The aim of the project is to investigate the structure of biological communities living and growing in the sea surface microlayer (SML), and their role in the transport and cycling of natural organic matter and xenobiotics. This research proposal will provide original data on the identification of organisms living in the SML. It will provide both scientific and biotechnological communities with a collection of organisms with information on:
i) their role in the transformation of specific pollutants and;
ii) their capacity to produce molecules such asantioxydants which may be used for pharmaceutical applications. The sensitivity of SML organisms to different categories and concentrations of toxic compounds will be assessed to determine if they are suitable bioindicators of atmospheric pollution.
The AIRWIN Project provide significant information on the structure and functioning of the sea surface microlayer (SML) as well as a collection of environmental bacterial strains. The SML occurs at least 30-40% of the time at the open global ocean, but its occurrence can be higher in coastal regions were wind speeds are lower. In the Mediterranean Sea, the SML occurs mainly from late spring to early fall and, therefore, is a compartment to be taken into account from the standpoint of the inhabiting biological communities and their role in the transport and cycling of natural organic matter and xenobiotics. An original and interesting result was the comparison of microbial food webs operating at the surface microlayer with those operating in underlying waters. Recommendations were addressed for optimizing the sampling of the surface microlayer. We showed that both, bacterial and phytoplanktonic cells, accumulate in the surface microlayer by the passive and physical process of flotation, with an important part of senescent cells associated with degraded pigments. This interesting result address new questions on the potential influence of the surface microlayer on satellite data used to estimate primary production at the oceanic scale and this should be investigated in the future in different oligotrophic areas of oceans where contrasting situations may be encountered in the pigment concentration of SML and subsurface layers. The surface microlayer of the sea represents the boundary layer between the atmosphere and the sea. There, hydrophobic compounds are accumulating, both naturally occurring and of anthropogenic origin.

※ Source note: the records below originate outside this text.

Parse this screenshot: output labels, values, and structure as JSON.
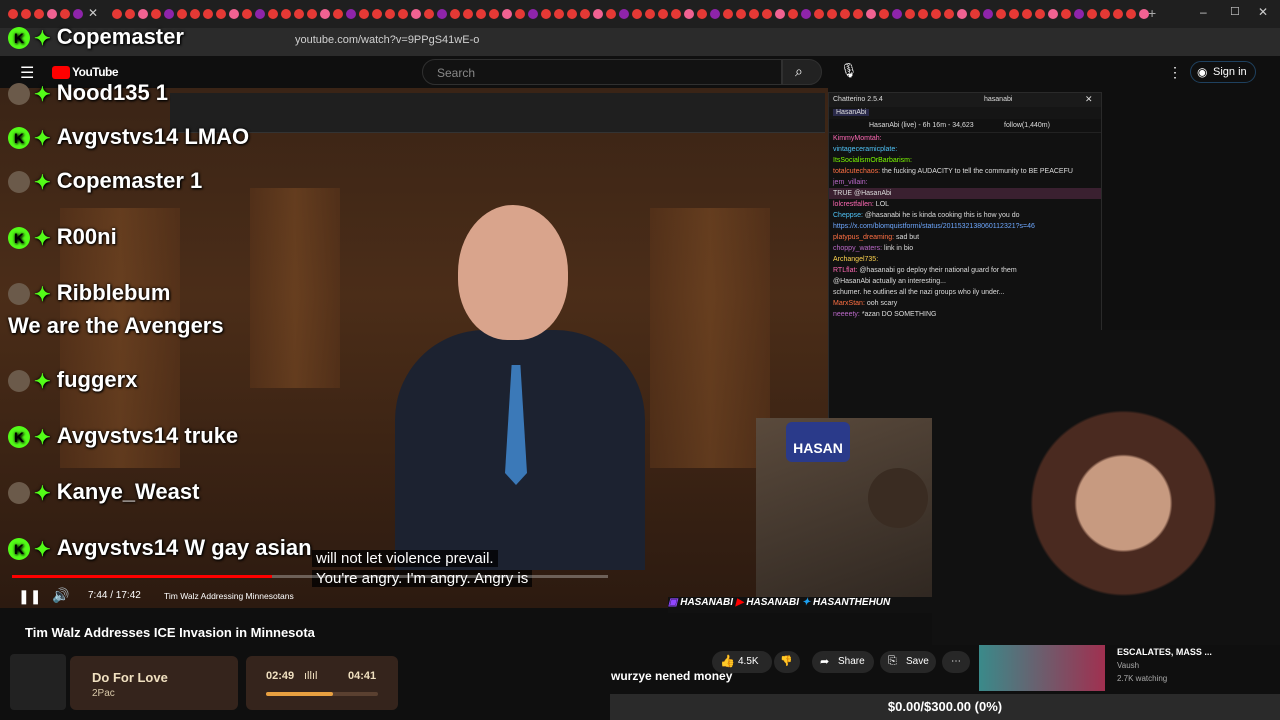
{
  "browser": {
    "url": "youtube.com/watch?v=9PPgS41wE-o"
  },
  "header": {
    "logo": "YouTube",
    "search_placeholder": "Search",
    "signin": "Sign in"
  },
  "chat_overlay": [
    {
      "user": "Copemaster",
      "msg": ""
    },
    {
      "user": "Nood135",
      "msg": "1"
    },
    {
      "user": "Avgvstvs14",
      "msg": "LMAO"
    },
    {
      "user": "Copemaster",
      "msg": "1"
    },
    {
      "user": "R00ni",
      "msg": ""
    },
    {
      "user": "Ribblebum",
      "msg": ""
    },
    {
      "user": "",
      "msg": "We are the Avengers"
    },
    {
      "user": "fuggerx",
      "msg": ""
    },
    {
      "user": "Avgvstvs14",
      "msg": "truke"
    },
    {
      "user": "Kanye_Weast",
      "msg": ""
    },
    {
      "user": "Avgvstvs14",
      "msg": "W gay asian"
    }
  ],
  "video": {
    "caption_line1": "will not let violence prevail.",
    "caption_line2": "You're angry. I'm angry. Angry is",
    "time": "7:44 / 17:42",
    "chapter": "Tim Walz Addressing Minnesotans",
    "progress_fraction": 0.437,
    "title": "Tim Walz Addresses ICE Invasion in Minnesota"
  },
  "chatterino": {
    "app_title": "Chatterino 2.5.4",
    "channel": "hasanabi",
    "tab": "HasanAbi",
    "stream_info": "HasanAbi (live) - 6h 16m - 34,623",
    "follow": "follow(1,440m)",
    "messages": [
      {
        "user": "KimmyMomtah:",
        "text": ""
      },
      {
        "user": "vintageceramicplate:",
        "text": ""
      },
      {
        "user": "ItsSocialismOrBarbarism:",
        "text": ""
      },
      {
        "user": "totalcutechaos:",
        "text": "the fucking AUDACITY to tell the community to BE PEACEFU"
      },
      {
        "user": "jem_villain:",
        "text": ""
      },
      {
        "user": "",
        "text": "TRUE @HasanAbi"
      },
      {
        "user": "lolcrestfallen:",
        "text": "LOL"
      },
      {
        "user": "Cheppse:",
        "text": "@hasanabi he is kinda cooking this is how you do"
      },
      {
        "user": "",
        "text": "https://x.com/blomquistformi/status/2011532138060112321?s=46"
      },
      {
        "user": "platypus_dreaming:",
        "text": "sad but"
      },
      {
        "user": "choppy_waters:",
        "text": "link in bio"
      },
      {
        "user": "Archangel735:",
        "text": ""
      },
      {
        "user": "RTLflat:",
        "text": "@hasanabi go deploy their national guard for them"
      },
      {
        "user": "",
        "text": "@HasanAbi actually an interesting..."
      },
      {
        "user": "",
        "text": "schumer. he outlines all the nazi groups who ily under..."
      },
      {
        "user": "MarxStan:",
        "text": "ooh scary"
      },
      {
        "user": "neeeety:",
        "text": "*azan DO SOMETHING"
      }
    ]
  },
  "actions": {
    "likes": "4.5K",
    "share": "Share",
    "save": "Save"
  },
  "spotify": {
    "song": "Do For Love",
    "artist": "2Pac",
    "elapsed": "02:49",
    "total": "04:41",
    "progress_fraction": 0.6
  },
  "overlay_text": "wurzye nened money",
  "goal": "$0.00/$300.00 (0%)",
  "recommendation": {
    "title": "ESCALATES, MASS ...",
    "channel": "Vaush",
    "watching": "2.7K watching"
  },
  "colors": {
    "kick_green": "#53fc18",
    "yt_red": "#ff0000",
    "twitch_purple": "#9146ff"
  }
}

Microorganisms present in this layer are degrading these compounds along with ultraviolet radiation (UVR). Although we shown that a lot of bacterial species have developed very efficient mechanisms for DNA repair and if we except a few highly resistant species which were isolated in the SML, the bacterioneuston are apparently not specifically adapted to these high radiation levels. From an evolutionary point of view, it seems likely that this particular microenvironment is sufficiently stable to allow the development of specific (i.e. endemic) microbial communities. Thus, there is no indication that microorganisms inhabiting this microhabitat are specifically suited to degrade anthropogenically introduced compounds. It appears that solar radiation is more efficient in cleaving aromatic or hydrophobic compounds in this microlayer than the neuston biota. Therefore, anthropogenic compounds potentially introduced to the surface microlayer via the atmosphere or via direct release into the sea should be designed to be photosensitive so that they can be photolytically cleaved. An important collection of environmental bacterial strains was developed and more than one hundred of different bacterial species were isolated, purified and stored in this collection. This collection represents an interesting output of the project for the European community at the time of development of genomic and proteomic studies. Some of these species should be of interest for biotechnological and bioremediation applications but this need further investigations to better characterize their physiological and metabolic properties.
The field work carried out within AIRWIN has demonstrated the enrichment of organic contaminants (e.g. PCBs, PAHs, NP, etc.) and heavy metals (e.g. Pb, Cu and Zn) in the sea surface microlayer, as an organic carbon driven process, both in the dissolved and particulate phases. In this respect, the trophic status of the coastal waters will determine the partitioning of xenobiotics between the particulate, colloidal and truly dissolved phases, which has important implications in assessing the corresponding bioavailability. POC explains the SML enrichment of PCBs and organochlorinated pesticides, which tends to be higher than in the dissolved phase. However, for the PAHs higher enrichments were found, suggesting that PAH partitioning is constrained not only by the organic carbon content of the particles but also by the particular form of this carbon. Presumably, soot carbon concentrations are higher in the SML due to accumulation of atmospherically deposited aerosol in the SML. The occurrence of SML seems to be a very important driver enhancing dry deposition fluxes. This is true mainly for accumulation mode aerosols. The effect of a SML with lower surface tension and higher hydrophobicity would enhance the collision efficiency of aerosols to the air-water interface. The field work, in combination with the modelling task, has evidenced that coastal regions are characterized by important net volatilization fluxes of POPs such as PAHs, NPs and PCBs. Conversely, net absorption fluxes are observed at open sea.
Funding SchemeCSC - Cost-sharing contracts
1790 AB Den Burg
66651 Banyuls Sur Mer